**Exercise**
Read through the records below and copy each line that uses the word "Chấn".

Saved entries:
━━━━━━━━━━━━━━━━━━━━━━━━━━━━━━
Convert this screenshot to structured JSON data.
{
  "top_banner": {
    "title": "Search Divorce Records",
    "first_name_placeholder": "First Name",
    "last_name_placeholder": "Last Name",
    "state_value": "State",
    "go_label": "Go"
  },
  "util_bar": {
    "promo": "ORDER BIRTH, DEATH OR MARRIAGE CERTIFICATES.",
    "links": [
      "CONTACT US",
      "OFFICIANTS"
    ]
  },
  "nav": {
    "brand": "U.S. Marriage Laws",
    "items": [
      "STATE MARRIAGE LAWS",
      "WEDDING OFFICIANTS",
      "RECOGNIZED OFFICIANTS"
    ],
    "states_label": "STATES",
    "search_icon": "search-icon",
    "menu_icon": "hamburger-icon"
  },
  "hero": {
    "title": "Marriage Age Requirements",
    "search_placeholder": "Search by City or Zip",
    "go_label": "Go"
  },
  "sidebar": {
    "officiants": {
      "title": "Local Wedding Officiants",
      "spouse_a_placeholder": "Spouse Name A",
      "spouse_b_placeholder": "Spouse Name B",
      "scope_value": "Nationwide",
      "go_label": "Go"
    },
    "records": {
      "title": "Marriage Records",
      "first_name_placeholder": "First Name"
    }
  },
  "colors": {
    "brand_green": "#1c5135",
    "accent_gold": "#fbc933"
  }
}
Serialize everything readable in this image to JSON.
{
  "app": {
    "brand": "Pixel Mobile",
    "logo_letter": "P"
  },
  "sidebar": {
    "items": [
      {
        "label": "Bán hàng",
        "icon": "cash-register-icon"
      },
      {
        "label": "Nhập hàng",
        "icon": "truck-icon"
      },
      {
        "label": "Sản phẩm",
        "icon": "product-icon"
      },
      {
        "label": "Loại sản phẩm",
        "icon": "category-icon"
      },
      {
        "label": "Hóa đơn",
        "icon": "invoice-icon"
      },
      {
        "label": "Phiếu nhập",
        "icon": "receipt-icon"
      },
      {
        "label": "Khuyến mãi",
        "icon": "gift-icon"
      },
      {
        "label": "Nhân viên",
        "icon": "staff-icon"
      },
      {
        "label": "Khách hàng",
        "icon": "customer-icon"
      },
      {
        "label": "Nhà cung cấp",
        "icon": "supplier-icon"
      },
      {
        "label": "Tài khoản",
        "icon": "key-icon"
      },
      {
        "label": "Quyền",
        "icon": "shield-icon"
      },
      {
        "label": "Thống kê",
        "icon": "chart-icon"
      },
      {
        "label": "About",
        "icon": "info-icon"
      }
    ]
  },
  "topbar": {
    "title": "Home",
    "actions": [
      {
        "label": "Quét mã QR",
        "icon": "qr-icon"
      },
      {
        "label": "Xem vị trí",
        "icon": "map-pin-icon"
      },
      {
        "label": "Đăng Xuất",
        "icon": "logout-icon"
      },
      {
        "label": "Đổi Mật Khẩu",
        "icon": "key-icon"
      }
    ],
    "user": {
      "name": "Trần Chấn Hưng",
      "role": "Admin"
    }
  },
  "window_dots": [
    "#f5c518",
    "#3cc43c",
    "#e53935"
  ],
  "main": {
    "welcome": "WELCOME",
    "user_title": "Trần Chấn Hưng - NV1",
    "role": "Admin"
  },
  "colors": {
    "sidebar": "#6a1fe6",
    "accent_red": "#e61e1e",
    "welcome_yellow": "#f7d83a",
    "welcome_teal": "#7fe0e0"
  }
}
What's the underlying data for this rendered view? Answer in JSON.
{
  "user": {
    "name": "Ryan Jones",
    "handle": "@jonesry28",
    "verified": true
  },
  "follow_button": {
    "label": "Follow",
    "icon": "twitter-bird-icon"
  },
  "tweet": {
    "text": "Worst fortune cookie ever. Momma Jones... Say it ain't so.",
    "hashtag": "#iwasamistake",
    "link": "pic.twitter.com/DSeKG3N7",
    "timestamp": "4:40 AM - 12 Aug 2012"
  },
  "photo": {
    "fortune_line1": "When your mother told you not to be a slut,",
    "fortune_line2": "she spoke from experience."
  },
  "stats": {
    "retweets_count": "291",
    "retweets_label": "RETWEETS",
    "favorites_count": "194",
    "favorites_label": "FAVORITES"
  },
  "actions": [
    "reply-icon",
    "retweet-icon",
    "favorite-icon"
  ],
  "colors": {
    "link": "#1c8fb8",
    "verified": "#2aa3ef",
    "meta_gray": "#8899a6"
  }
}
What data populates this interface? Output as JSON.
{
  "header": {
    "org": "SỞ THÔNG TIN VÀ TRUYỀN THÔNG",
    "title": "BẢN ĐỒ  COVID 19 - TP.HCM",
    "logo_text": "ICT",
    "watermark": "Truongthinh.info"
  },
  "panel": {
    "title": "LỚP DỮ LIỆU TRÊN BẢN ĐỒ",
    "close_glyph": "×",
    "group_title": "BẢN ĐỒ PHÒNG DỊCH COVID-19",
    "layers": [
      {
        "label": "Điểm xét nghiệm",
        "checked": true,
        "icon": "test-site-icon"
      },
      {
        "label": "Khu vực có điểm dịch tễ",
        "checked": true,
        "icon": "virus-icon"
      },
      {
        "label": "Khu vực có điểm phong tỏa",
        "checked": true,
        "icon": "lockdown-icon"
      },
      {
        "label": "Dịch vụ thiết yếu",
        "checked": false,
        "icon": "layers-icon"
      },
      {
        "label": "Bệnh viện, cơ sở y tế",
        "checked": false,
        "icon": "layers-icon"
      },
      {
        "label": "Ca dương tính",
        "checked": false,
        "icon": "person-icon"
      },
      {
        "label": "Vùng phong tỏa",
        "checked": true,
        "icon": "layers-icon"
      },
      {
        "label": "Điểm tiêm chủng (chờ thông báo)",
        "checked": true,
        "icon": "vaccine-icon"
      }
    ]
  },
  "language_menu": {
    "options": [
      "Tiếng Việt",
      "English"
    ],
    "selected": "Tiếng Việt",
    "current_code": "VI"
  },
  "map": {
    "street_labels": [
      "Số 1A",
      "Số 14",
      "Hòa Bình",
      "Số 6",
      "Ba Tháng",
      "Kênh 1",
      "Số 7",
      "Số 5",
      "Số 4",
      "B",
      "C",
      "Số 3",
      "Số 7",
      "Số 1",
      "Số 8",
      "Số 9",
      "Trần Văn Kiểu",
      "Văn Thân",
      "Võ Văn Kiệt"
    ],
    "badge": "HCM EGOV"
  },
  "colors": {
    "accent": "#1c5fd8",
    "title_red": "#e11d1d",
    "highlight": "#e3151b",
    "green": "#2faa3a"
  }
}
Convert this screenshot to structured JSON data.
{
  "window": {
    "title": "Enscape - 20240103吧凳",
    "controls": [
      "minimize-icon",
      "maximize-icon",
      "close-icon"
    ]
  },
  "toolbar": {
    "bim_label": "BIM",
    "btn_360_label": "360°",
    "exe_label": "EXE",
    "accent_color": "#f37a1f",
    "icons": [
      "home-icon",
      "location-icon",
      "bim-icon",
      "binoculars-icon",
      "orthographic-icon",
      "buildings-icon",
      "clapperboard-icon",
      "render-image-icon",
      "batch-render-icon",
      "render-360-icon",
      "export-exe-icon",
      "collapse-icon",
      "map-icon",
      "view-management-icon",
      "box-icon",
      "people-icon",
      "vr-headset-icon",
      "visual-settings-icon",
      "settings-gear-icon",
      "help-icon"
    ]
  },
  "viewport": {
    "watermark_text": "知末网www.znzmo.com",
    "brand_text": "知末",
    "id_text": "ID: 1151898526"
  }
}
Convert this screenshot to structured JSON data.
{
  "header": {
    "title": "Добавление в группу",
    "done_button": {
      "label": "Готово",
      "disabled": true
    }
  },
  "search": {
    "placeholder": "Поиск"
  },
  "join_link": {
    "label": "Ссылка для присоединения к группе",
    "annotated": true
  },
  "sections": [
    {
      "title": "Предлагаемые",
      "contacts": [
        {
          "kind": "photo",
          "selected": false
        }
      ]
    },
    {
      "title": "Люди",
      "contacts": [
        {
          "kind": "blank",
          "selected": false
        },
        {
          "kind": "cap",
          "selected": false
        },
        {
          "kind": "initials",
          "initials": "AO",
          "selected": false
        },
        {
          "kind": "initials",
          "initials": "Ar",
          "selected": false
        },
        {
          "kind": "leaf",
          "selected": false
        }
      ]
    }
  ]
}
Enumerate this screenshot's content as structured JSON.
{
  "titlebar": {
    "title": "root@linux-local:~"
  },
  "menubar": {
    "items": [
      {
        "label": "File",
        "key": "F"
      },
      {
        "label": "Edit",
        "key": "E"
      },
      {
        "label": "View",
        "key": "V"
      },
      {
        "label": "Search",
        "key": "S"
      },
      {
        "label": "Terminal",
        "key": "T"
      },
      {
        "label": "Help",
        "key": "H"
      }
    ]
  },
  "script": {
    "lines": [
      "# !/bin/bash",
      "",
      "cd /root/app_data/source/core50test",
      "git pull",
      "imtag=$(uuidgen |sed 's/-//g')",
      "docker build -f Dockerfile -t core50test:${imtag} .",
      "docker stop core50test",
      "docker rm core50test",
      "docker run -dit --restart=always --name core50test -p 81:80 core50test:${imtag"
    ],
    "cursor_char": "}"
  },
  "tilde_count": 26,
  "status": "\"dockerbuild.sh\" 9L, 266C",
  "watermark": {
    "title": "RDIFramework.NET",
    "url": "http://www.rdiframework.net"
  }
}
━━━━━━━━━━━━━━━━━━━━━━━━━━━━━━
**Exercise answer**
      "name": "Trần Chấn Hưng",
    "user_title": "Trần Chấn Hưng - NV1",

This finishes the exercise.